So great salvation.
G. Campbell Morgan on the love of God in Christ which laughs at logic.
I love the words to the third stanza of Frederick Lehman’s hymn from the early 1900s, often denominated “The Love of God”:
Could we with ink the ocean fill,
And were the skies of parchment made;
Were ev’ry stalk on earth a quill,
And ev’ryone a scribe by trade;
To write the love of God above
Would drain the ocean dry;
Nor could the scroll contain the whole,
Though stretched from sky to sky.
One gets the sense that the songwriter was straining to find sufficient ways to describe the grandeur of the gospel of God’s love bestowed upon wretched sinners. In point of fact, there is no calculating how great the announcement of God’s salvation truly is. Mankind’s finite comprehension will always fail and fall short of apprehending the greatness of God’s condescending love. Which is to say, draining the ocean dry by publishing the divine genius and inexhaustible graciousness of “the power of God for salvation” is no mere poetic refrain (Rom. 1:16). Such figurative language barely scratches the surface of the news of our “so great salvation,” as the writer to the Hebrews terms it (Heb. 2:3). Indeed, as G. Campbell Morgan attests, this “great salvation” is the only way to describe the good news of God which “laughs at logic”:

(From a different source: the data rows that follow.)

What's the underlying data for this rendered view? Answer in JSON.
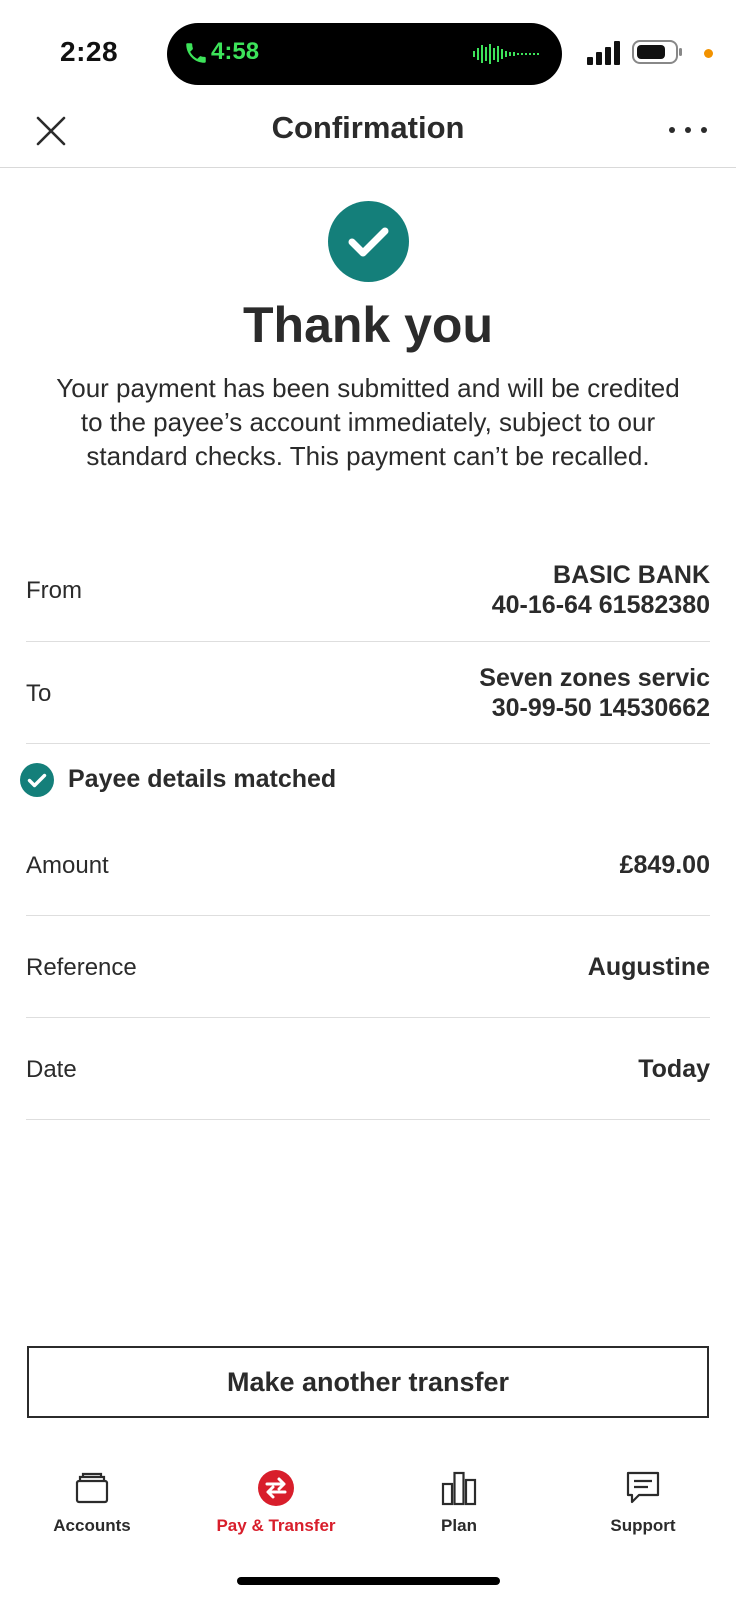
{
  "status_bar": {
    "time": "2:28",
    "call_timer": "4:58",
    "call_accent": "#3de35a",
    "privacy_dot": "#f29200"
  },
  "header": {
    "title": "Confirmation",
    "close_icon": "close-icon",
    "more_icon": "more-horizontal-icon"
  },
  "success": {
    "icon": "check-circle-icon",
    "title": "Thank you",
    "message": "Your payment has been submitted and will be credited to the payee’s account immediately, subject to our standard checks. This payment can’t be recalled."
  },
  "details": {
    "from": {
      "label": "From",
      "line1": "BASIC BANK",
      "line2": "40-16-64 61582380"
    },
    "to": {
      "label": "To",
      "line1": "Seven zones servic",
      "line2": "30-99-50 14530662"
    },
    "payee_match": "Payee details matched",
    "amount": {
      "label": "Amount",
      "value": "£849.00"
    },
    "reference": {
      "label": "Reference",
      "value": "Augustine"
    },
    "date": {
      "label": "Date",
      "value": "Today"
    }
  },
  "actions": {
    "make_another": "Make another transfer"
  },
  "nav": {
    "accounts": "Accounts",
    "pay_transfer": "Pay & Transfer",
    "plan": "Plan",
    "support": "Support",
    "active": "Pay & Transfer"
  },
  "colors": {
    "success_teal": "#147f7a",
    "brand_red": "#d81e2b",
    "text": "#2b2b2b"
  }
}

The salvation is described as ‘so great salvation,’ and the term in its very simplicity is eloquent of the sublimity of the theme. It is smitten through and through with the glory of the grace of God. It is of the highest height, for it comes from the heaven of heavens. It is profound, for it descends to the lowest depths. It is so vast, so wonderful, that the only final adverb possible for the illumination of its greatness is ‘so,’ ‘so great salvation,’ the ‘so’ which laughs at logic, defies mathematical exactness, and finds its own best explanation in the equally comprehensive declaration that ‘God so loved the world that He gave His only-begotten son.’ When we can place our final measurement on the ‘so loved the world’ we shall be able to express in final terms the greatness of the ‘so great salvation.’ (8:141-42)

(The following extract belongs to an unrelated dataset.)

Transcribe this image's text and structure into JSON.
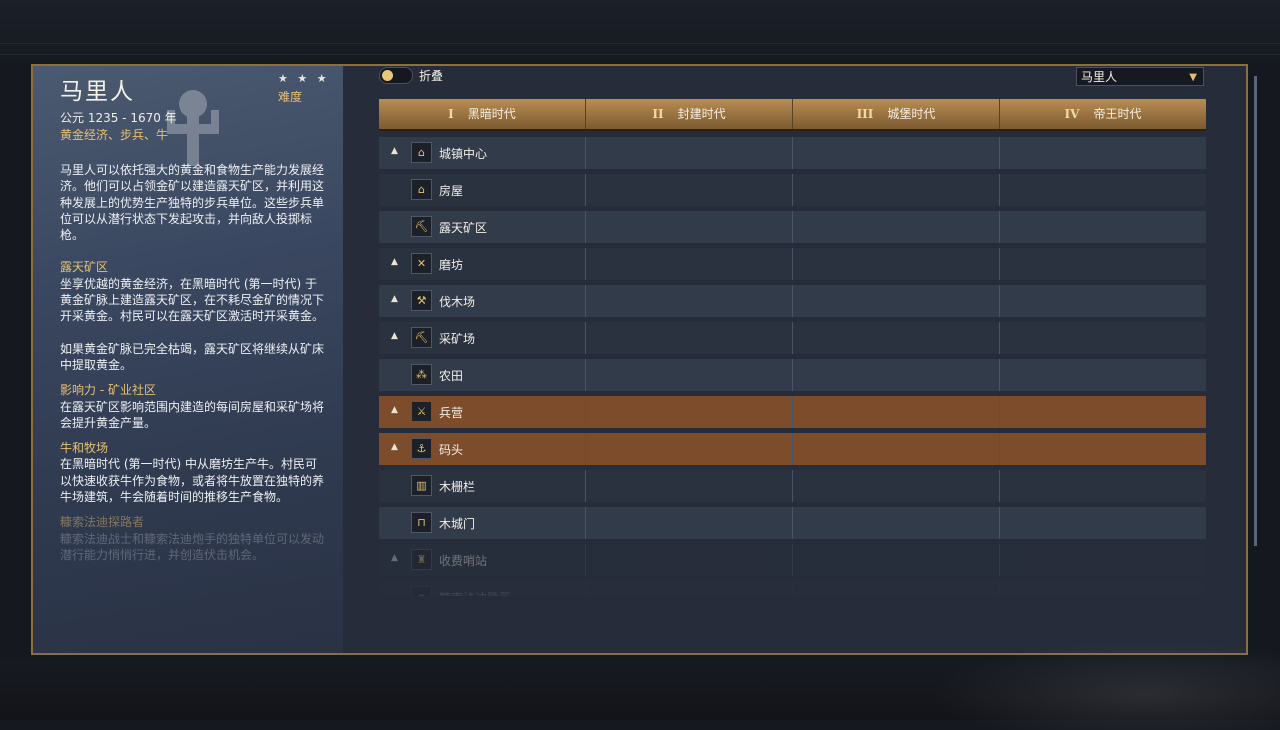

The gospel of God’s great love can only approximately be grasped by that word “so.” That is the only word which gets one close to breadth and depth of what the Christ of God has accomplished for the whole world (John 3:16). May Christ’s church, then, continually be enamored by the love of God as seen in his Son’s passion and resurrection, a love which is “measureless and strong,” reaching far “beyond the highest star” and even to “the lowest hell.”
Grace and peace to you.

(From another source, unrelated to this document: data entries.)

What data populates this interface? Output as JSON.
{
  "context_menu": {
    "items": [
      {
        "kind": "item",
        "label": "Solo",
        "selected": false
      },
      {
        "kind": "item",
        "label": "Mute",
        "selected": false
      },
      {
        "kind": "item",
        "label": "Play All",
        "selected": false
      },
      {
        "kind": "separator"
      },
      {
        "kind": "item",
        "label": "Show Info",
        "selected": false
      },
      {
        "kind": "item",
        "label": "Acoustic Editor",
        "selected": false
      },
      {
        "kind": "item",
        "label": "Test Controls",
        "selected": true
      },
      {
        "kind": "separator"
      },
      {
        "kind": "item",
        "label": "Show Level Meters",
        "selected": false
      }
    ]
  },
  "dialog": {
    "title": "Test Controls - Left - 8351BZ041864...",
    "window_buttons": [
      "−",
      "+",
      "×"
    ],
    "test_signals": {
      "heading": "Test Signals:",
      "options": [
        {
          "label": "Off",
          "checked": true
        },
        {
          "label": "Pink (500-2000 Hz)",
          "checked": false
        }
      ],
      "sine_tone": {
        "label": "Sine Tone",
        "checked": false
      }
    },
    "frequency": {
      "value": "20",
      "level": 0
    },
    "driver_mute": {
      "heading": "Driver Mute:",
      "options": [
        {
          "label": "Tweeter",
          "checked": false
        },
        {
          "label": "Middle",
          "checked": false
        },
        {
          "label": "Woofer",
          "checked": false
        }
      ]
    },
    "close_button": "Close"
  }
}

G. Campbell Morgan, The Westminster Pulpit: The Preaching of G. Campbell Morgan, Vols. 1–10 (Fincastle, VA: Scripture Truth Book Co., 1954).